Working data:
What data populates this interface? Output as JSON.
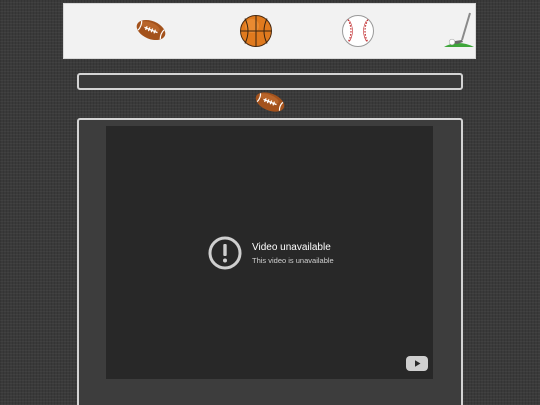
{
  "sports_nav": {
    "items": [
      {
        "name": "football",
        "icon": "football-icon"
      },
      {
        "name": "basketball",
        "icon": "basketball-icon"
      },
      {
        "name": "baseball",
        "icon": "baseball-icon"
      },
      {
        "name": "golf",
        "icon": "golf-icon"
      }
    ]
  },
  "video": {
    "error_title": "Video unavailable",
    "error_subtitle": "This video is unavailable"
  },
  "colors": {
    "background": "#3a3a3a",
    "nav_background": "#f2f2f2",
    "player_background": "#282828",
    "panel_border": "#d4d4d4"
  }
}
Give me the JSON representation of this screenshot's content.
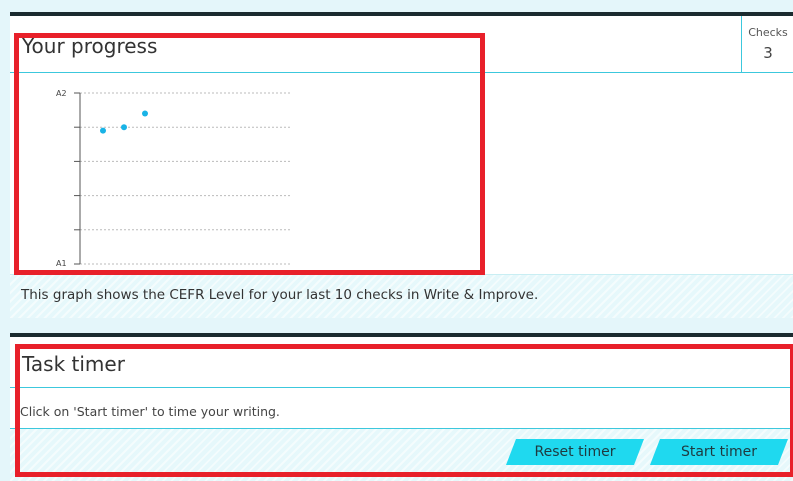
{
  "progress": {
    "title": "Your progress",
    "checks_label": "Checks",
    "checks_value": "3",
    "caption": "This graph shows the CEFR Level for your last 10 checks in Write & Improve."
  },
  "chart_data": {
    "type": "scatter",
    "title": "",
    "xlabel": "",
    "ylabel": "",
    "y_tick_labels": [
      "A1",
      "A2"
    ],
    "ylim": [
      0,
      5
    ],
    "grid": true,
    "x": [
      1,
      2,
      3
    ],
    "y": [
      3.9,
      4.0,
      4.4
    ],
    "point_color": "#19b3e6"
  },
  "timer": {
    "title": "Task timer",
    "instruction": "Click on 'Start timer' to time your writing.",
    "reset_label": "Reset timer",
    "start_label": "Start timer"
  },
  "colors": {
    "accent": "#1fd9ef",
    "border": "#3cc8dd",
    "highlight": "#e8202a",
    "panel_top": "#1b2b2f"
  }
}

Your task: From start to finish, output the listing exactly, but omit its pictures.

Exercise answer:
What data populates this interface? Output as JSON.
{
  "sports_nav": {
    "items": [
      {
        "name": "football",
        "icon": "football-icon"
      },
      {
        "name": "basketball",
        "icon": "basketball-icon"
      },
      {
        "name": "baseball",
        "icon": "baseball-icon"
      },
      {
        "name": "golf",
        "icon": "golf-icon"
      }
    ]
  },
  "video": {
    "error_title": "Video unavailable",
    "error_subtitle": "This video is unavailable"
  },
  "colors": {
    "background": "#3a3a3a",
    "nav_background": "#f2f2f2",
    "player_background": "#282828",
    "panel_border": "#d4d4d4"
  }
}
Give me the JSON representation of this screenshot's content.
{
  "progress": {
    "title": "Your progress",
    "checks_label": "Checks",
    "checks_value": "3",
    "caption": "This graph shows the CEFR Level for your last 10 checks in Write & Improve."
  },
  "chart_data": {
    "type": "scatter",
    "title": "",
    "xlabel": "",
    "ylabel": "",
    "y_tick_labels": [
      "A1",
      "A2"
    ],
    "ylim": [
      0,
      5
    ],
    "grid": true,
    "x": [
      1,
      2,
      3
    ],
    "y": [
      3.9,
      4.0,
      4.4
    ],
    "point_color": "#19b3e6"
  },
  "timer": {
    "title": "Task timer",
    "instruction": "Click on 'Start timer' to time your writing.",
    "reset_label": "Reset timer",
    "start_label": "Start timer"
  },
  "colors": {
    "accent": "#1fd9ef",
    "border": "#3cc8dd",
    "highlight": "#e8202a",
    "panel_top": "#1b2b2f"
  }
}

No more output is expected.